Insert Media Buying Guide: Inserts Mean Business for Information Products Company
Nestled in the rolling hills of Virginia, Information Products Co. is the brainchild of president John Alba, who started his mail-order career in the catalog business. Based on his experience identifying which best-selling products would sell effectively via inserts, Alba in 1995 developed a mail-order company that sells name/address labels and personalized children’s products—such as name art and stickers—entirely through insert media.
Alba estimates that his firm places 50 million inserts monthly, working with Stanton Direct Marketing for both brokerage services and management of its own insert programs.
Hallie Mummert, Target Marketing’s editor in chief, spoke with Alba to learn what’s working for a company that lives and dies at the hand of insert media.
Target Marketing: What types of insert media programs do you use?
John Alba: I use a bunch of different media. The best and most expensive is package inserts. It works the best because you know the person is going to see [your insert] since they’ll open the package they ordered … that’s red-hot. The next best is statement stuffers, because the person is going to open their bills. I also use ride-alongs … and then cooperatives. The worst programs for [my product] are catalog blow-ins and phone book ride-alongs. They just don’t work [consistently], but I’ll take them if they’re priced right.
TM: How often do you test new inserts?
JA: Constantly. I [run inserts] in newspaper FSIs once a week and in cooperative mailings once a month. I always have new tests out there, but rarely do tests beat the basic [control]. But you have to test, because you never know what’s going to work better. The creative [team] thinks [testing success] is about the right word or color, but it’s not. It’s about the right product.
TM: How many brokers do you work with?
JA: Several, but I mostly work with three main brokers. It’s always good to use more than one, because they know they’re not the only one [which keeps them competitive]. Also, each one finds something different [to test] than the others.

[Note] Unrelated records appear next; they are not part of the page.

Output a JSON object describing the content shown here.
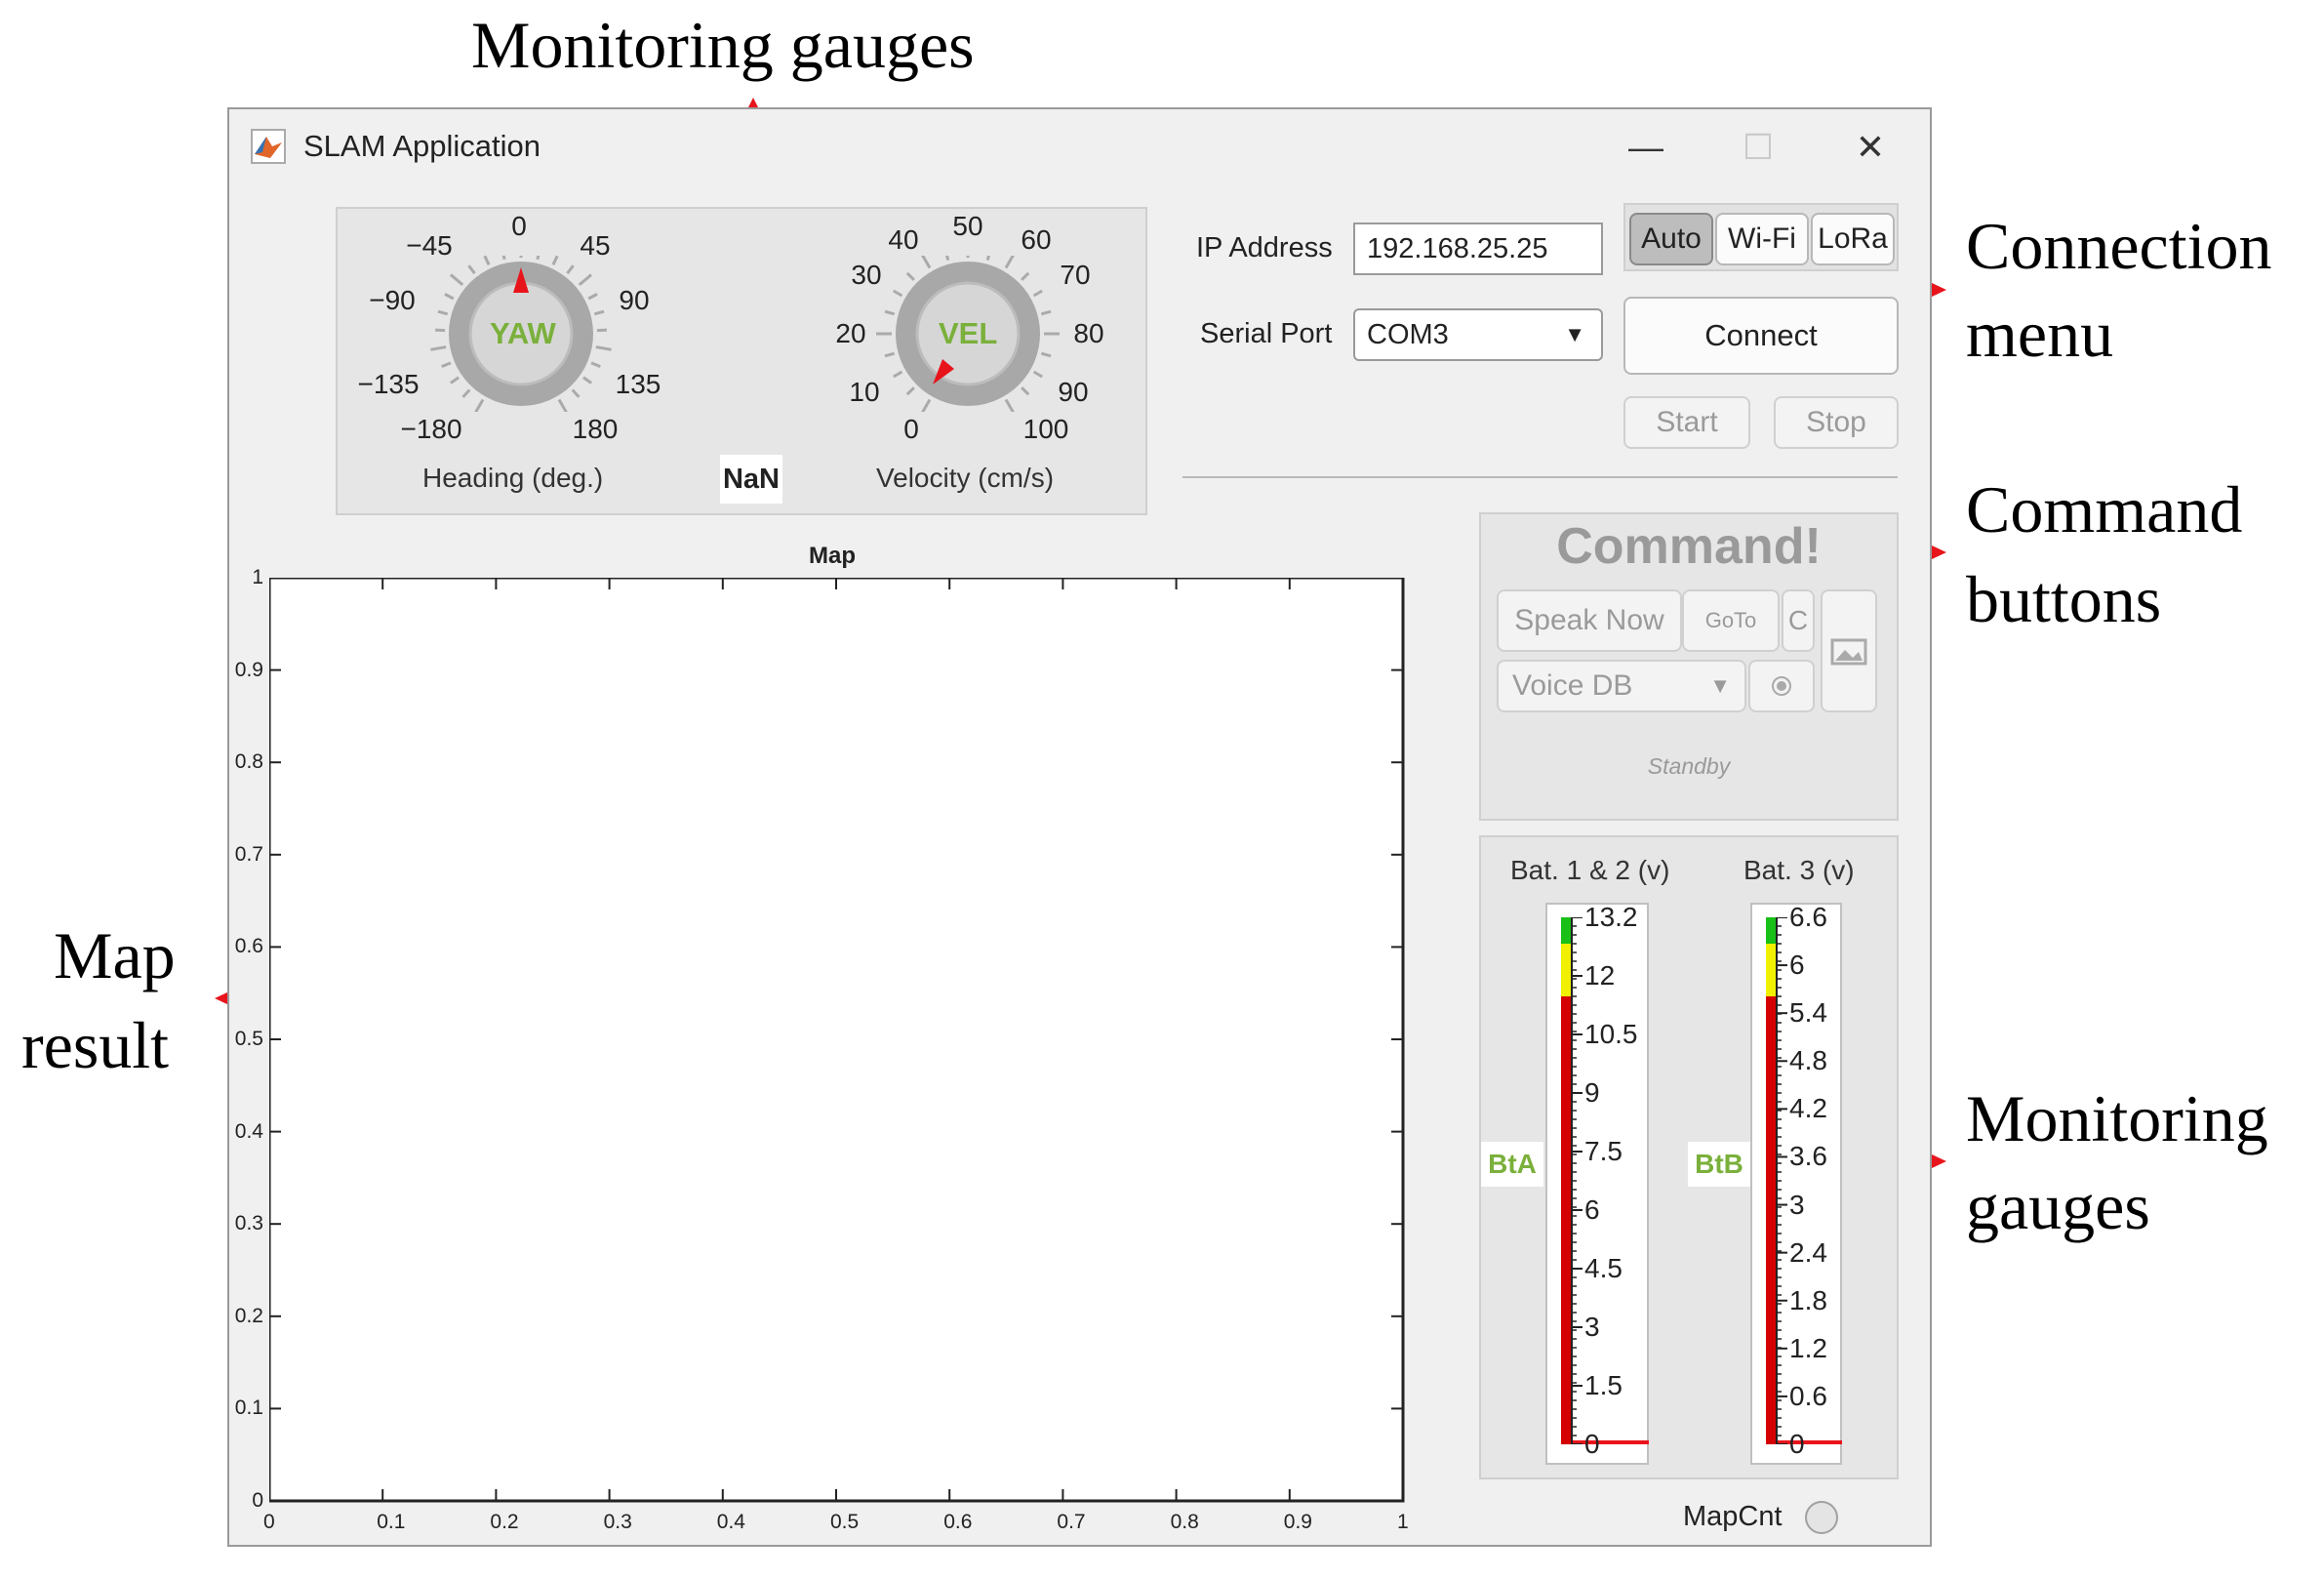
{
  "annotations": {
    "top": "Monitoring gauges",
    "connection": [
      "Connection",
      "menu"
    ],
    "command": [
      "Command",
      "buttons"
    ],
    "map": [
      "Map",
      "result"
    ],
    "bottom": [
      "Monitoring",
      "gauges"
    ]
  },
  "window": {
    "title": "SLAM Application",
    "minimize": "—",
    "maximize": "☐",
    "close": "✕"
  },
  "yaw_gauge": {
    "center_label": "YAW",
    "caption": "Heading (deg.)",
    "ticks": [
      "0",
      "45",
      "90",
      "135",
      "180",
      "−180",
      "−135",
      "−90",
      "−45"
    ],
    "value": 0
  },
  "nan_readout": "NaN",
  "vel_gauge": {
    "center_label": "VEL",
    "caption": "Velocity (cm/s)",
    "ticks": [
      "0",
      "10",
      "20",
      "30",
      "40",
      "50",
      "60",
      "70",
      "80",
      "90",
      "100"
    ],
    "value": 0
  },
  "connection": {
    "ip_label": "IP Address",
    "ip_value": "192.168.25.25",
    "serial_label": "Serial Port",
    "serial_value": "COM3",
    "mode_buttons": [
      "Auto",
      "Wi-Fi",
      "LoRa"
    ],
    "selected_mode": "Auto",
    "connect": "Connect",
    "start": "Start",
    "stop": "Stop"
  },
  "command": {
    "title": "Command!",
    "speak_now": "Speak Now",
    "goto": "GoTo",
    "c": "C",
    "voice_db": "Voice DB",
    "status": "Standby"
  },
  "map": {
    "title": "Map",
    "x_ticks": [
      "0",
      "0.1",
      "0.2",
      "0.3",
      "0.4",
      "0.5",
      "0.6",
      "0.7",
      "0.8",
      "0.9",
      "1"
    ],
    "y_ticks": [
      "0",
      "0.1",
      "0.2",
      "0.3",
      "0.4",
      "0.5",
      "0.6",
      "0.7",
      "0.8",
      "0.9",
      "1"
    ]
  },
  "batteries": {
    "bat12": {
      "caption": "Bat. 1 & 2 (v)",
      "label": "BtA",
      "ticks": [
        "13.2",
        "12",
        "10.5",
        "9",
        "7.5",
        "6",
        "4.5",
        "3",
        "1.5",
        "0"
      ],
      "value": 0
    },
    "bat3": {
      "caption": "Bat. 3 (v)",
      "label": "BtB",
      "ticks": [
        "6.6",
        "6",
        "5.4",
        "4.8",
        "4.2",
        "3.6",
        "3",
        "2.4",
        "1.8",
        "1.2",
        "0.6",
        "0"
      ],
      "value": 0
    }
  },
  "mapcnt_label": "MapCnt",
  "colors": {
    "arrow": "#e8141b",
    "gauge_label_green": "#7ab03b",
    "bar_green": "#18c018",
    "bar_yellow": "#f0f000",
    "bar_red": "#d40000"
  }
}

TM: What is your biggest challenge in using insert media programs successfully?
JA: My biggest problem is that sometimes the results aren’t consistent. In other words, if [my insert] is riding along with a credit card statement, it’s going to the same people regularly [which produces a regular response pattern]. Sometimes, I get a flaky result, and generally it means that something happened at the lettershop during the insertion process.
The lettershop is paid by the program owner and not me—if it was me, I’d have fired many of them—so I don’t have any control over the situation.